Don’t change it – if you passionately believe that the strategy is right, don’t ditch it immediately something goes wrong, monitor performance, make adjustments where necessary and play to your strengths.
Your strengths will include the strengths of your supply chain partners – do you fully understand their strengths and weaknesses? Do you actively collaborate with them and develop joint improvement plans?
Do you jointly ‘own’ the strategy?
The team is greater than the individual parts – Did Leicester City have any superstars in the team at the start of the season? Absolutely not!
Do they have any stars in their team as we approach the end of the season – yes but I’d wager that these individuals understand completely that their individual accolades would never have been achieved without the foundation established by the team and the team ethic?
Each member of the team knows and understands their role within the team. Moreover, they seem perfectly happy to play their role to the best of their abilities. The team works together, hunting in packs to win the ball back and breaking forward quickly and with devastating effect.
What about your team? Does your team understand the role that they play in the process of delivering, whatever your organisation produces? When I say team here, I’m talking about the entire team – both internal and external.
Do you think that the Leicester success is just down to the 11 players on the pitch? No, of course not, there are many more people involved in the process – the coaching staff, the administration staff, the catering staff, external partners – the list goes one.
It is the same in your organisation but all too often, I see organisations working in silos and keeping their external partners at arms length, where information is deemed to equate to power. How can this be right?
An absolute focus on the desired result – admittedly this is easier in a sporting context than in many industries, but having a clear key performance indicator and monitoring that consistently is a fundamental success factor.
Leicester City and Ranieri had a very visible KPI – the league table. He knew from game to game, how successful they were becoming. However, do you think that this was the only KPI used?
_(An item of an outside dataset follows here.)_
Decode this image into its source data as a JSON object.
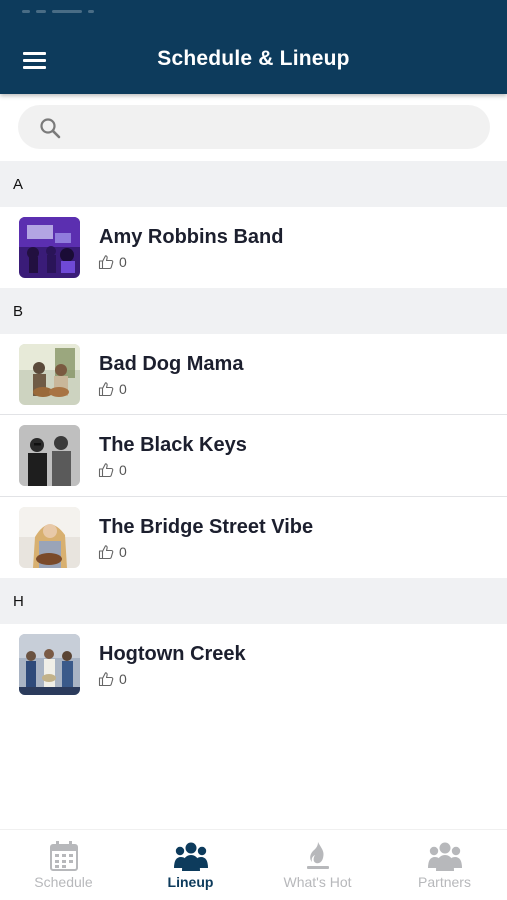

I doubt it.
Ranieri and his team would undoubtedly have developed a dashboard of performance indicators – from completed passes, to distance travelled in each game by individual team members, to in-depth medical assessments of each player.
These performance measures would be much more insightful to Ranieri than the harsh reality of the league table, providing him with the knowledge of when a player would need a rest, or highlighting where additional coaching was required on a particular element of their performance.
So, how do you measure performance? Your answer to this question will probably be focused on the end result – savings delivered or ideally value created.
However, the real point to the question is to ask what indicators are you using to track progress and how are you using these to tweak things to ensure that the desired end result is ultimately delivered?
The Leicester City story will be talked about for years to come. How could a provincial team, almost relegated 12 months ago, take on and win ‘big’ against the more established clubs, who have significantly higher budgets and ‘better’ players.
I’m sure that there are many more elements to this success story than the four I’ve mentioned above but I believe that these are the four most powerful and more importantly, these four are completely transferable into your procurement organisation.
To succeed in the future, Procurement needs to change. Success will be determined more by these ‘softer’ issues than anything else in my opinion and I will go into this in more detail in my latest webinar – Isn’t it time to change the perception of procurement – click here to reserve your seat.
So, I can’t finish this off without sending a massive congratulations to Claudio Ranieri and Leicester City and I look forward to hearing many more success storied from you in the months to come.